The second quarter of 2022 was marked by uncertainty, as geopolitical factor risk spiked along with persistent global inflation. Central banks across the world, with the exception of Japan, took swift action by tightening monitor policy and raising interest rates, thereby causing investors’ concerns that an economic slowdown or recession was imminent. Those concerns were reflected across all risk markets, as risk premiums widened, as risk-free rates increased and as growth assumptions were dialed down. Unlike in the first quarter, real estate investment trusts (REITs) were not immune to the global risk drawdown and were down 17.4%.
When we thought about the portfolio in the quarter, we really had to keep in mind the economic and factor risks. What was not necessarily going to drive performance for the quarter were fundamentals. Real estate fundamentals typically drive REIT performance, but during certain periods, REIT performance will separate from fundamentals and trade more on economic factors and geopolitical risk.
The good news is that REIT prices across the world trade at substantial discounts to private real estate values and in many cases, near historically deep discounts from real estate value. We do expect some level of price correction in the private real estate markets, but listed REITs have already taken their price corrections and likely overreacted by implying a large increase and cap rate and a significant deterioration in net-operating income growth.
With regard to regional positioning during the quarter, we were underweight Europe, and that worked to our advantage. We created positive alpha as a result of being underweight Europe, overweight North America and neutral Asia. In Europe, the really big and important shift for us was an underweight in Germany. We had had this on for much of the second half of last year and the first quarter of 2022, but we increased our conviction around it.
When you think about Germany as part of the countries we invest in, Germany has the most-direct impact on or exposure to the Russian invasion of Ukraine in that Germany is very dependent on oil it receives from Russia. PGIM Real Estate has no direct exposure to Russia because we do not invest in Russian securities. Neither do we invest in any of the Baltic republics directly. Russia–Ukraine exposure in our portfolio lies in second-derivative dependences in areas like Germany, and our underweight position resulted in outperformance.
Interest rates spiked significantly in the quarter, and we are very mindful of how that affects real estate prices. Headlines have said mortgage rates are going up significantly, and the main area we have identified at this point is where the impact would be on M&A activity. As debt costs go up, highly levered buyers will have a harder time financing transactions, and so we’ve seen that some of that M&A activity that had been a theme has stalled a bit. The good news is that as rates have gone up, we are in a period in which a lot of landlords have pricing power. In this inflationary environment, reflation has been historically very good for real estate and REITs. We are seeing a lot of companies continue to deliver strong top-line revenue growth because occupancies are tight and supply is still not keeping up with demand.

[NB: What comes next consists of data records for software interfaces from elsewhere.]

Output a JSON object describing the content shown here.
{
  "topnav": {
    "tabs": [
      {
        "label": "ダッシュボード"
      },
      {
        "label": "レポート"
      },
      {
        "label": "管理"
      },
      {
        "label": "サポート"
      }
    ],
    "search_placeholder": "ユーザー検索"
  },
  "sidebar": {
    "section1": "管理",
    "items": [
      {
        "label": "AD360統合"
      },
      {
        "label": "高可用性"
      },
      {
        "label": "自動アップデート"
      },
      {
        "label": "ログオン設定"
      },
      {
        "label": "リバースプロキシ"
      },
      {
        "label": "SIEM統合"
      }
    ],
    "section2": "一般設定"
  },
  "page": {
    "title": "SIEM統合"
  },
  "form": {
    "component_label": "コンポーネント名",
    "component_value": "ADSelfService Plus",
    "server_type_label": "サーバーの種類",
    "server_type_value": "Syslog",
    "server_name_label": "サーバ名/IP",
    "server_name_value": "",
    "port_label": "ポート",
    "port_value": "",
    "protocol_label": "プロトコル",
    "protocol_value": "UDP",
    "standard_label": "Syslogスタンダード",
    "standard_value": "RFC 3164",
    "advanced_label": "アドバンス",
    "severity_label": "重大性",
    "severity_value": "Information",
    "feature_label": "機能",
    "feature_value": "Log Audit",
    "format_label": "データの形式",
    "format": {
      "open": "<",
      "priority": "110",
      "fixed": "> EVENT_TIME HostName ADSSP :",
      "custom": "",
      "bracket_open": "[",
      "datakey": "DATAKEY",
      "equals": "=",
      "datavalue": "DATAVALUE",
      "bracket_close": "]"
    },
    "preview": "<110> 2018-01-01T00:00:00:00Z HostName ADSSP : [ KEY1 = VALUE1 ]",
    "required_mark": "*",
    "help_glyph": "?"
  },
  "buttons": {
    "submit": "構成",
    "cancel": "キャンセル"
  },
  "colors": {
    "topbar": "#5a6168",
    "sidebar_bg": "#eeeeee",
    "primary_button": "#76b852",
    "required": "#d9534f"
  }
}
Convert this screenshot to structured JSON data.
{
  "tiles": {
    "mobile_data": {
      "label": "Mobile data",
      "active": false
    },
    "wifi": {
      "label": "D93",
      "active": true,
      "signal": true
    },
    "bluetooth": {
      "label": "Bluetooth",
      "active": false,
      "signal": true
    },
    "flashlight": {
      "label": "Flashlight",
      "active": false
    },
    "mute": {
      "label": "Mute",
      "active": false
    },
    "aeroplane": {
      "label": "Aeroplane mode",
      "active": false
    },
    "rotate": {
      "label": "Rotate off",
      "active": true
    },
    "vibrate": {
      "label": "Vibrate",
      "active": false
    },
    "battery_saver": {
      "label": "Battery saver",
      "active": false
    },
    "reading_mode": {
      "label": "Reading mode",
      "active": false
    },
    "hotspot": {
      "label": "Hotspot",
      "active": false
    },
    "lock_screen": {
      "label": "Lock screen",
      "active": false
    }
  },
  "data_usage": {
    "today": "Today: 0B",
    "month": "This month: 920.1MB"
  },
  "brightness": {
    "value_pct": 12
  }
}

In areas like self-storage, which have monthly rents, significant price increases are going on to the tune of double digits, which is quite small on a nominal-dollar basis but which on a percentage basis amounts to large increases. Storage companies have pricing power and very low risk to inflationary pressure on their cost structures, particularly wage inflation, because there usually are not many employees, if any, at the property. Therefore, they are not very vulnerable to things like wage inflation.
With regard to general backdrop, reflation/inflation is a good environment for real estate. Many long-term real estate leases have inflationary bumps built into them. Therefore, a protection is built right into the lease. For example, many industrial-space and warehouse-space five-year leases are being signed today with 4% to 6% annual rent increases. This is unlike a bond, which has a fixed payment and no opportunity to adjust to inflation. If rates and inflation go up, there is going to be a negative impact on a bond, but real estate can adjust either contractually or based on market conditions. An example is self-storage with 30-day leases. When they have pricing power, like now, they are getting above inflationary top-line growth, and their cost structure is not too vulnerable to inflation, which results in a favorable environment. In addition, the cost to build in an inflationary environment increases significantly. As a result, there is a muted supply effect and demand that generates pricing power that can either be in line with or exceed inflation. It’s a powerful place to be in a reflationary environment.
We are looking for companies that have the following four characteristics: (1) Defensive tenant demand that is needs based, like shelter and health care. (2) Pricing power above inflation. We are seeing double-digit rent growth in apartment, self-storage and assisted-living properties. (3) An expense line that is less exposed to inflation. Self-storage has limited wage labor risk, and triple-net-lease companies can pass energy and utility expenses through to tenants. (4) Substantial discount to private real estate value. Many property types, even those that are in high demand by private real estate investors, like apartments and industrial, trade at significant discounts to their private real estate value.
We also continue to monitor REIT balance sheets and are factoring in refinancing risks to earnings estimates.
Additionally, as mortgage rates increase, home affordability decreases, which skews the rent-to-own equation in favor of renting. This should cause more individuals and families to move into the renter market, which will benefit single-family rental and apartments.